Records supplied: Begin

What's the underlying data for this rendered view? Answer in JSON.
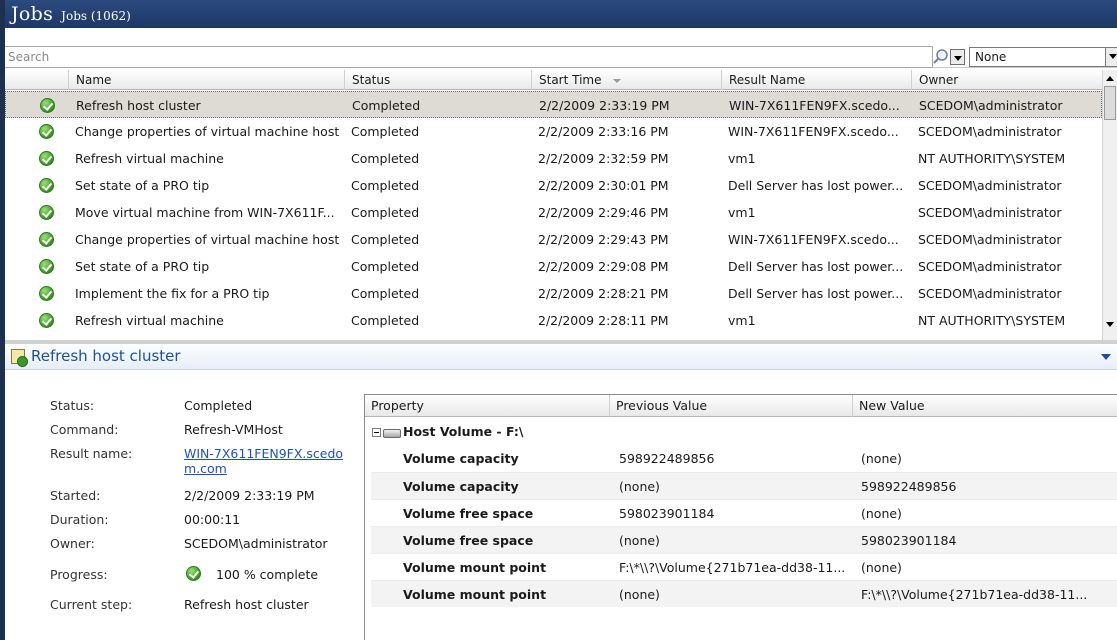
{
  "window": {
    "title": "Jobs",
    "subtitle": "Jobs (1062)"
  },
  "search": {
    "placeholder": "Search",
    "filter_value": "None"
  },
  "grid": {
    "columns": [
      "Name",
      "Status",
      "Start Time",
      "Result Name",
      "Owner"
    ],
    "rows": [
      {
        "name": "Refresh host cluster",
        "status": "Completed",
        "start": "2/2/2009 2:33:19 PM",
        "result": "WIN-7X611FEN9FX.scedo...",
        "owner": "SCEDOM\\administrator"
      },
      {
        "name": "Change properties of virtual machine host",
        "status": "Completed",
        "start": "2/2/2009 2:33:16 PM",
        "result": "WIN-7X611FEN9FX.scedo...",
        "owner": "SCEDOM\\administrator"
      },
      {
        "name": "Refresh virtual machine",
        "status": "Completed",
        "start": "2/2/2009 2:32:59 PM",
        "result": "vm1",
        "owner": "NT AUTHORITY\\SYSTEM"
      },
      {
        "name": "Set state of a PRO tip",
        "status": "Completed",
        "start": "2/2/2009 2:30:01 PM",
        "result": "Dell Server has lost power...",
        "owner": "SCEDOM\\administrator"
      },
      {
        "name": "Move virtual machine from WIN-7X611F...",
        "status": "Completed",
        "start": "2/2/2009 2:29:46 PM",
        "result": "vm1",
        "owner": "SCEDOM\\administrator"
      },
      {
        "name": "Change properties of virtual machine host",
        "status": "Completed",
        "start": "2/2/2009 2:29:43 PM",
        "result": "WIN-7X611FEN9FX.scedo...",
        "owner": "SCEDOM\\administrator"
      },
      {
        "name": "Set state of a PRO tip",
        "status": "Completed",
        "start": "2/2/2009 2:29:08 PM",
        "result": "Dell Server has lost power...",
        "owner": "SCEDOM\\administrator"
      },
      {
        "name": "Implement the fix for a PRO tip",
        "status": "Completed",
        "start": "2/2/2009 2:28:21 PM",
        "result": "Dell Server has lost power...",
        "owner": "SCEDOM\\administrator"
      },
      {
        "name": "Refresh virtual machine",
        "status": "Completed",
        "start": "2/2/2009 2:28:11 PM",
        "result": "vm1",
        "owner": "NT AUTHORITY\\SYSTEM"
      }
    ]
  },
  "details": {
    "title": "Refresh host cluster",
    "labels": {
      "status": "Status:",
      "command": "Command:",
      "result_name": "Result name:",
      "started": "Started:",
      "duration": "Duration:",
      "owner": "Owner:",
      "progress": "Progress:",
      "current_step": "Current step:"
    },
    "values": {
      "status": "Completed",
      "command": "Refresh-VMHost",
      "result_name": "WIN-7X611FEN9FX.scedom.com",
      "started": "2/2/2009 2:33:19 PM",
      "duration": "00:00:11",
      "owner": "SCEDOM\\administrator",
      "progress": "100 % complete",
      "current_step": "Refresh host cluster"
    },
    "progress_fraction": 1.0
  },
  "changes": {
    "columns": [
      "Property",
      "Previous Value",
      "New Value"
    ],
    "group": "Host Volume - F:\\",
    "rows": [
      {
        "property": "Volume capacity",
        "previous": "598922489856",
        "new": "(none)"
      },
      {
        "property": "Volume capacity",
        "previous": "(none)",
        "new": "598922489856"
      },
      {
        "property": "Volume free space",
        "previous": "598023901184",
        "new": "(none)"
      },
      {
        "property": "Volume free space",
        "previous": "(none)",
        "new": "598023901184"
      },
      {
        "property": "Volume mount point",
        "previous": "F:\\*\\\\?\\Volume{271b71ea-dd38-11...",
        "new": "(none)"
      },
      {
        "property": "Volume mount point",
        "previous": "(none)",
        "new": "F:\\*\\\\?\\Volume{271b71ea-dd38-11..."
      }
    ]
  },
  "colors": {
    "title_bar": "#1d3866",
    "selected_row": "#dedad4",
    "link": "#1f4fc0",
    "success": "#3c9a22"
  }
}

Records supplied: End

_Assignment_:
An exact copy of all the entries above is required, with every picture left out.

_Expected output_:
What's the underlying data for this rendered view? Answer in JSON.
{
  "window": {
    "title": "Jobs",
    "subtitle": "Jobs (1062)"
  },
  "search": {
    "placeholder": "Search",
    "filter_value": "None"
  },
  "grid": {
    "columns": [
      "Name",
      "Status",
      "Start Time",
      "Result Name",
      "Owner"
    ],
    "rows": [
      {
        "name": "Refresh host cluster",
        "status": "Completed",
        "start": "2/2/2009 2:33:19 PM",
        "result": "WIN-7X611FEN9FX.scedo...",
        "owner": "SCEDOM\\administrator"
      },
      {
        "name": "Change properties of virtual machine host",
        "status": "Completed",
        "start": "2/2/2009 2:33:16 PM",
        "result": "WIN-7X611FEN9FX.scedo...",
        "owner": "SCEDOM\\administrator"
      },
      {
        "name": "Refresh virtual machine",
        "status": "Completed",
        "start": "2/2/2009 2:32:59 PM",
        "result": "vm1",
        "owner": "NT AUTHORITY\\SYSTEM"
      },
      {
        "name": "Set state of a PRO tip",
        "status": "Completed",
        "start": "2/2/2009 2:30:01 PM",
        "result": "Dell Server has lost power...",
        "owner": "SCEDOM\\administrator"
      },
      {
        "name": "Move virtual machine from WIN-7X611F...",
        "status": "Completed",
        "start": "2/2/2009 2:29:46 PM",
        "result": "vm1",
        "owner": "SCEDOM\\administrator"
      },
      {
        "name": "Change properties of virtual machine host",
        "status": "Completed",
        "start": "2/2/2009 2:29:43 PM",
        "result": "WIN-7X611FEN9FX.scedo...",
        "owner": "SCEDOM\\administrator"
      },
      {
        "name": "Set state of a PRO tip",
        "status": "Completed",
        "start": "2/2/2009 2:29:08 PM",
        "result": "Dell Server has lost power...",
        "owner": "SCEDOM\\administrator"
      },
      {
        "name": "Implement the fix for a PRO tip",
        "status": "Completed",
        "start": "2/2/2009 2:28:21 PM",
        "result": "Dell Server has lost power...",
        "owner": "SCEDOM\\administrator"
      },
      {
        "name": "Refresh virtual machine",
        "status": "Completed",
        "start": "2/2/2009 2:28:11 PM",
        "result": "vm1",
        "owner": "NT AUTHORITY\\SYSTEM"
      }
    ]
  },
  "details": {
    "title": "Refresh host cluster",
    "labels": {
      "status": "Status:",
      "command": "Command:",
      "result_name": "Result name:",
      "started": "Started:",
      "duration": "Duration:",
      "owner": "Owner:",
      "progress": "Progress:",
      "current_step": "Current step:"
    },
    "values": {
      "status": "Completed",
      "command": "Refresh-VMHost",
      "result_name": "WIN-7X611FEN9FX.scedom.com",
      "started": "2/2/2009 2:33:19 PM",
      "duration": "00:00:11",
      "owner": "SCEDOM\\administrator",
      "progress": "100 % complete",
      "current_step": "Refresh host cluster"
    },
    "progress_fraction": 1.0
  },
  "changes": {
    "columns": [
      "Property",
      "Previous Value",
      "New Value"
    ],
    "group": "Host Volume - F:\\",
    "rows": [
      {
        "property": "Volume capacity",
        "previous": "598922489856",
        "new": "(none)"
      },
      {
        "property": "Volume capacity",
        "previous": "(none)",
        "new": "598922489856"
      },
      {
        "property": "Volume free space",
        "previous": "598023901184",
        "new": "(none)"
      },
      {
        "property": "Volume free space",
        "previous": "(none)",
        "new": "598023901184"
      },
      {
        "property": "Volume mount point",
        "previous": "F:\\*\\\\?\\Volume{271b71ea-dd38-11...",
        "new": "(none)"
      },
      {
        "property": "Volume mount point",
        "previous": "(none)",
        "new": "F:\\*\\\\?\\Volume{271b71ea-dd38-11..."
      }
    ]
  },
  "colors": {
    "title_bar": "#1d3866",
    "selected_row": "#dedad4",
    "link": "#1f4fc0",
    "success": "#3c9a22"
  }
}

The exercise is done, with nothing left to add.